Smiling, he adds, “Be careful about doing a documentary on your wife. There are eggshells involved.”
“I want to help people to realize that there are orphaned children right here within our country …”
Bryan met Angela while they were living in Seattle Pacific’s Wesley Apartments, and they played one-on-one basketball together. “Tough basketball too,” says Bryan. “She’s really good.”
During one of those games, Bryan leapt up to block one of Angela’s shots. “He didn’t treat me like a girl,” she says. “That’s pretty much when I realized I was interested in him.”
At SPU, Angela heard friends talk about an eagerness to travel overseas and help children in orphanages. But her own sense of mission was forming. “I want to help people to realize that there are orphaned children right here within our country, within our state, within our Queen Anne neighborhood,” she says. “It’s just that these orphanages are called foster homes.”
In recent years, Angela has served as a domestic adoption specialist at Bethany Christian Services, an agency that facilitates both domestic and international adoptions.

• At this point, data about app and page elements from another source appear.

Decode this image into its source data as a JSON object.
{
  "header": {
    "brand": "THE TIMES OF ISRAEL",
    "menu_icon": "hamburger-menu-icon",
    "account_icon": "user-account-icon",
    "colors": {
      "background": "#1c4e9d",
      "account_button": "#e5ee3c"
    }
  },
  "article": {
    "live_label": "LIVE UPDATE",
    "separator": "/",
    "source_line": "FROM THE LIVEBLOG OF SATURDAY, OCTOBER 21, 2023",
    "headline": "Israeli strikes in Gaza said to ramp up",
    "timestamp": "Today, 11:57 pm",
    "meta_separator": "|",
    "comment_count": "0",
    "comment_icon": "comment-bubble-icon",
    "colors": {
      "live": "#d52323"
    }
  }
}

She has often heard white couples who come to Bethany and say, “I don’t see color. I want to adopt anyone.”
“It is wonderful to ‘not see color,’ and to want to adopt any race,” she says. “But there is a difference in parenting a child from another race. … If you aren’t Caucasian, then you do see color. You have to. You can feel it.”
Her work at Bethany has been daily informed by what she learned when she was a psychology major in SPU’s School of Psychology, Family, and Community.

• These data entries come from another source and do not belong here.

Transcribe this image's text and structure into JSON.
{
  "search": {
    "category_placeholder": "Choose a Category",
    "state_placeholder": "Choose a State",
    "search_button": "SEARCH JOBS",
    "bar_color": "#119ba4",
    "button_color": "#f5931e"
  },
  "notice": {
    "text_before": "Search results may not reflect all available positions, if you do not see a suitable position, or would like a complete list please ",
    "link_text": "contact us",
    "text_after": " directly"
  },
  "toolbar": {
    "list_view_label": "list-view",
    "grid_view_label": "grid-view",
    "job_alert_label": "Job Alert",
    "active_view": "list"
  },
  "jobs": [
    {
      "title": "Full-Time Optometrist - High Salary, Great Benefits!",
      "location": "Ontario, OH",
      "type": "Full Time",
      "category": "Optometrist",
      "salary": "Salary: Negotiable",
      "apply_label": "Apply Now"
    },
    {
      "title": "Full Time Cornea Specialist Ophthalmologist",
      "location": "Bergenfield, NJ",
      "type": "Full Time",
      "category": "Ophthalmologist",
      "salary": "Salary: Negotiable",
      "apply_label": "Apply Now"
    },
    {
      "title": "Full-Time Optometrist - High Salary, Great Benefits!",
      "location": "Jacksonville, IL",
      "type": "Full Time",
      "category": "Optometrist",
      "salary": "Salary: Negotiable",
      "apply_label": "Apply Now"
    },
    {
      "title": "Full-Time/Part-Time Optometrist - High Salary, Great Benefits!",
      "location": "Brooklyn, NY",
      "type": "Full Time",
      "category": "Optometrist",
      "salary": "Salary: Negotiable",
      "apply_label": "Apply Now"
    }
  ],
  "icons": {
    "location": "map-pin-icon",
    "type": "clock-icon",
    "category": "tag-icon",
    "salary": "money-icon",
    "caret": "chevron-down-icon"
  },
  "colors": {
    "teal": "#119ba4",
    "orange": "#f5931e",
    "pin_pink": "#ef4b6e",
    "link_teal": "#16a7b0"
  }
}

From top: Bryan films Angela’s birth mother, Deborah, at her Chattanooga, Tennessee, home; Angela with birth father Oterious “Sandy” Bell; Angela’s adoptive mother, Teresa Burt, and birth mother, Deborah, have gotten to know each other. Photos courtesy of Bryan and Angela Tucker.
“It instilled in me an attitude of humility and a genuine openness towards accepting and understanding complex situations from a Christian perspective,” she says.

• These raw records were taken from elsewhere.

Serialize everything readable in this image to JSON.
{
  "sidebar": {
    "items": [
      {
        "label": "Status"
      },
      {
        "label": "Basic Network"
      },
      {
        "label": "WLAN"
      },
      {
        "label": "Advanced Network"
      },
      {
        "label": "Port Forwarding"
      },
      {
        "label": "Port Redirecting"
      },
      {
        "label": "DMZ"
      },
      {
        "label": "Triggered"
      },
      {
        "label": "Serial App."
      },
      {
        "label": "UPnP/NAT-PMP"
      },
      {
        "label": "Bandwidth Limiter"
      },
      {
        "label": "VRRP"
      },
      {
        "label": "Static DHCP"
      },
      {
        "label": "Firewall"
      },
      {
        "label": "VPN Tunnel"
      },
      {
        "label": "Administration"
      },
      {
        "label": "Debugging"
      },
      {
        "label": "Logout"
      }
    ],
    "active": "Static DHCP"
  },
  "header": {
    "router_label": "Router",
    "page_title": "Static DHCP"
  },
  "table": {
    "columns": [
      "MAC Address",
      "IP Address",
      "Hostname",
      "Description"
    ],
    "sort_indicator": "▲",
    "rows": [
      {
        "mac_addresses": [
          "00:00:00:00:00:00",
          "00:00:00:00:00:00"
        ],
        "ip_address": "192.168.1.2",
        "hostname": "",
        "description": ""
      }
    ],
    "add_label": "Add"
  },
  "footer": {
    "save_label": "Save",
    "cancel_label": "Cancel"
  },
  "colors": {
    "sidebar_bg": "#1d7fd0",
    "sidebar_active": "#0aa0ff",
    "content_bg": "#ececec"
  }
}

Several SPU students have come to Bethany for “job-shadowing” or internships. As one of those interns, Charis Chinn ’12 accompanied Angela to visit couples who were interested in adoption, others who had recently adopted, and a high school psychology class.
“James 1:27 commands us to care for widows and orphans, but we often overlook these populations within our own community,” says Chinn. “Not Angela! Her quest to find her birth family shows that reconciliation is possible, even among the deepest of hurts.”
Closure offers vivid evidence of God’s grace for Angela, Bryan, and families on both sides of the country.
“I’m never moved by documentaries or media in which Christian faith gets shoved at us,” says Bryan. “But when I watch Angela’s birth mom with all of us at the adoption agency in Chattanooga, talking for the first time ever about the pain she was going through when she had Angela — it’s so redemptive. That’s God’s story right there.”
And Angela’s part in God’s story is not over yet. On June 24, 2013, Angela began a new job as the disability support services coordinator at SPU’s Center for Learning. Once again, she’ll be transforming wisdom born of hardship into help for those who seek to find their places in this world. In Angela’s mind, no matter who she’s serving — they’re family.
Maybe Bryan should start making a sequel.